Luxury The Westin Chosun is right in the centre of the city, a short walk from many of Seoul's tourist attractions. Geared for the business traveller, the hotel has Cantonese, Japanese and international restaurants as well as one of the best fitness centres in the city. The rooms are modern without being overly minimal and the service is superb. Double rooms cost from $240 (Dh880) per night. The Westin Chosun, 87 Songong-dong (www.echosunhotel.com, 00 82 2 771 0500).
Breakfast Koreans are not big on breakfast; most eat a smaller version of lunch (think rice and kimchi) so visitors may want to stick to western fare. One of the best of a new breed of breakfast outlets to open is the Flying Pan Blue (00 82 2 793 5285), located in the heart of Itaewon, right next to the Hamilton Hotel. The eggs Benedict with smoked salmon ($14, Dh51) is a winner, as is the calorie-laden French toast and banana nut waffle topped with ice cream ($9, D33).

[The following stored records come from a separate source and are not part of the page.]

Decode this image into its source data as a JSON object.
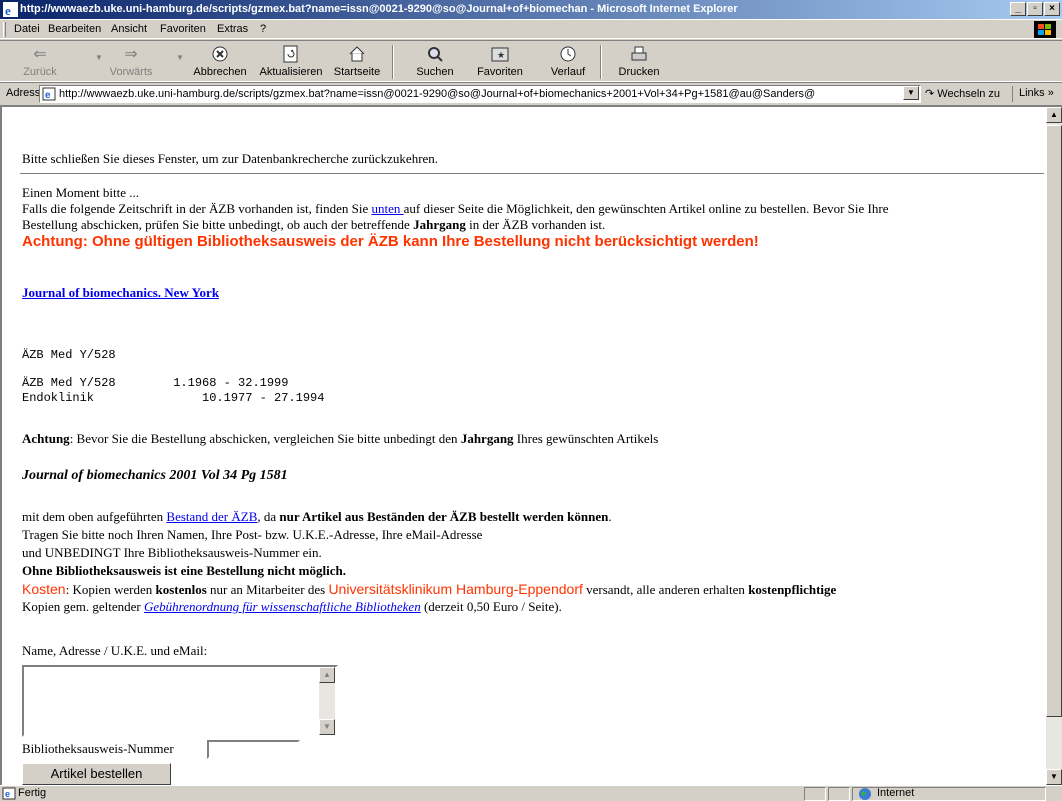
{
  "window": {
    "title": "http://wwwaezb.uke.uni-hamburg.de/scripts/gzmex.bat?name=issn@0021-9290@so@Journal+of+biomechan - Microsoft Internet Explorer"
  },
  "menu": [
    "Datei",
    "Bearbeiten",
    "Ansicht",
    "Favoriten",
    "Extras",
    "?"
  ],
  "toolbar": {
    "back": "Zurück",
    "forward": "Vorwärts",
    "stop": "Abbrechen",
    "refresh": "Aktualisieren",
    "home": "Startseite",
    "search": "Suchen",
    "favorites": "Favoriten",
    "history": "Verlauf",
    "print": "Drucken"
  },
  "address": {
    "label": "Adresse",
    "url": "http://wwwaezb.uke.uni-hamburg.de/scripts/gzmex.bat?name=issn@0021-9290@so@Journal+of+biomechanics+2001+Vol+34+Pg+1581@au@Sanders@",
    "go": "Wechseln zu",
    "links": "Links »"
  },
  "page": {
    "close_hint": "Bitte schließen Sie dieses Fenster, um zur Datenbankrecherche zurückzukehren.",
    "wait": "Einen Moment bitte ...",
    "info_pre": "Falls die folgende Zeitschrift in der ÄZB vorhanden ist, finden Sie ",
    "info_link": "unten ",
    "info_post": "auf dieser Seite die Möglichkeit, den gewünschten Artikel online zu bestellen. Bevor Sie Ihre",
    "info2_pre": "Bestellung abschicken, prüfen Sie bitte unbedingt, ob auch der betreffende ",
    "info2_bold": "Jahrgang",
    "info2_post": " in der ÄZB vorhanden ist.",
    "warning": "Achtung: Ohne gültigen Bibliotheksausweis der ÄZB kann Ihre Bestellung nicht berücksichtigt werden!",
    "journal_link": "Journal of biomechanics. New York",
    "holding1": "ÄZB Med Y/528",
    "holding2": "ÄZB Med Y/528        1.1968 - 32.1999",
    "holding3": "Endoklinik               10.1977 - 27.1994",
    "achtung_bold": "Achtung",
    "achtung_mid": ": Bevor Sie die Bestellung abschicken, vergleichen Sie bitte unbedingt den ",
    "achtung_bold2": "Jahrgang",
    "achtung_post": " Ihres gewünschten Artikels",
    "citation": "Journal of biomechanics 2001 Vol 34 Pg 1581",
    "compare_pre": "mit dem oben aufgeführten ",
    "compare_link": "Bestand der ÄZB",
    "compare_mid": ", da ",
    "compare_bold": "nur Artikel aus Beständen der ÄZB bestellt werden können",
    "compare_post": ".",
    "enter1": "Tragen Sie bitte noch Ihren Namen, Ihre Post- bzw. U.K.E.-Adresse, Ihre eMail-Adresse",
    "enter2": "und UNBEDINGT Ihre Bibliotheksausweis-Nummer ein.",
    "no_card": "Ohne Bibliotheksausweis ist eine Bestellung nicht möglich.",
    "cost_label": "Kosten",
    "cost_mid1": ": Kopien werden ",
    "cost_bold1": "kostenlos",
    "cost_mid2": " nur an Mitarbeiter des ",
    "cost_org": "Universitätsklinikum Hamburg-Eppendorf",
    "cost_mid3": " versandt, alle anderen erhalten ",
    "cost_bold2": "kostenpflichtige",
    "cost2_pre": "Kopien gem. geltender ",
    "cost2_link": "Gebührenordnung für wissenschaftliche Bibliotheken",
    "cost2_post": " (derzeit 0,50 Euro / Seite).",
    "form_label": "Name, Adresse / U.K.E. und eMail:",
    "card_label": "Bibliotheksausweis-Nummer",
    "submit": "Artikel bestellen"
  },
  "status": {
    "text": "Fertig",
    "zone": "Internet"
  }
}
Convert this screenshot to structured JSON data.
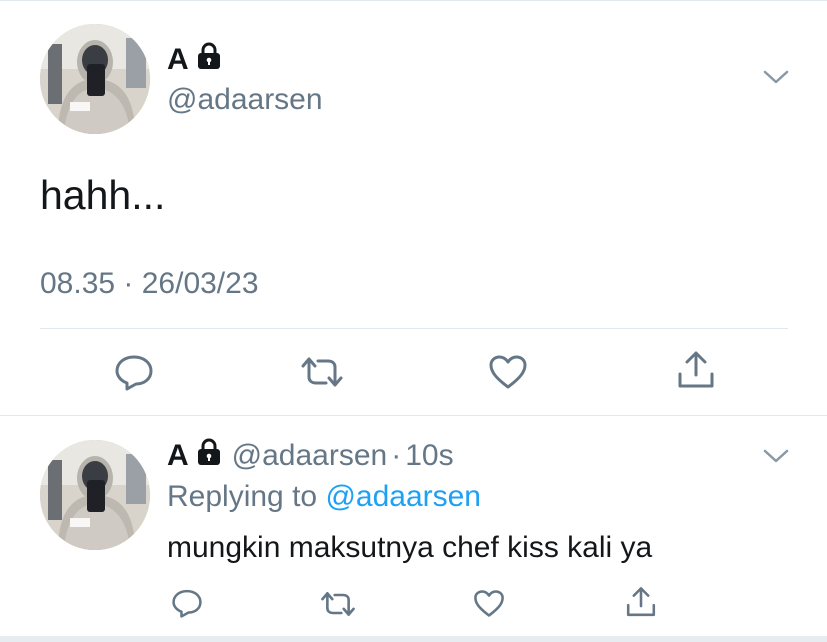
{
  "tweet": {
    "display_name": "A",
    "handle": "@adaarsen",
    "text": "hahh...",
    "timestamp": "08.35 · 26/03/23",
    "avatar_icon": "avatar-photo",
    "lock_icon": "lock-icon",
    "more_icon": "chevron-down-icon",
    "actions": [
      "reply-icon",
      "retweet-icon",
      "like-icon",
      "share-icon"
    ]
  },
  "reply": {
    "display_name": "A",
    "handle": "@adaarsen",
    "separator": "·",
    "time_ago": "10s",
    "replying_prefix": "Replying to",
    "replying_handle": "@adaarsen",
    "text": "mungkin maksutnya chef kiss kali ya",
    "actions": [
      "reply-icon",
      "retweet-icon",
      "like-icon",
      "share-icon"
    ]
  },
  "colors": {
    "text": "#14171a",
    "secondary": "#657786",
    "link": "#1da1f2",
    "divider": "#e1e8ed"
  }
}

Lunch A few minutes from the artsy lanes of Insadong lies the trendy SSamzie Space shopping centre, atop of which lies Oh Mok The (0082 2 739 3211). A favourite with the local business set, the restaurant specialises in bibimbap ($8, Dh30), a delicious mixture of vegetables, egg, rice, meat and chilli paste all cooked in a hot stone pot. If you want something cooler, order the mool naengmyun ($10 Dh37), which combines cold noodles and a beef stew with a spicy edge.
Dinner Seoul has tens of thousands of restaurants and choosing one can be a daunting task; most restaurants specialise in one dish so it's better to choose what you want to eat first. The most popular dish among Koreans is galbi, which is the Korean version of barbecue. Served with side dishes of soup, rice and lettuce (with which to wrap the meat in), the cuts of mostly beef are cooked in front of you on a hotplate. Many of these joints are rather spartan, but HwaRoGaln in Hongdae is a cut above, with a minimal wooden interior and sunken booths divided by chic chain mail. For something slightly different but equally traditional, try budaejigae, the Koreans' take on hot pot; it has its origins in post-war Korea where the locals would mix and match any food they could find and make it into a stew. Nolboo (www.nolboo.co.kr) has more than 400 branches across the country that specialise in the dish - with everything from tofu, sausage, noodles, kimchi and vegetables, it's a sure-fire belly filler.
Return flights on Emirates (www.emirates.com) from Dubai to Seoul cost from $1,644 (Dh6,000), including taxes.
The Koreans by Michael Breen is an amusing, accurate portrayal of South Korea at the start of the 21st century.
Updated: September 12, 2009 04:00 AM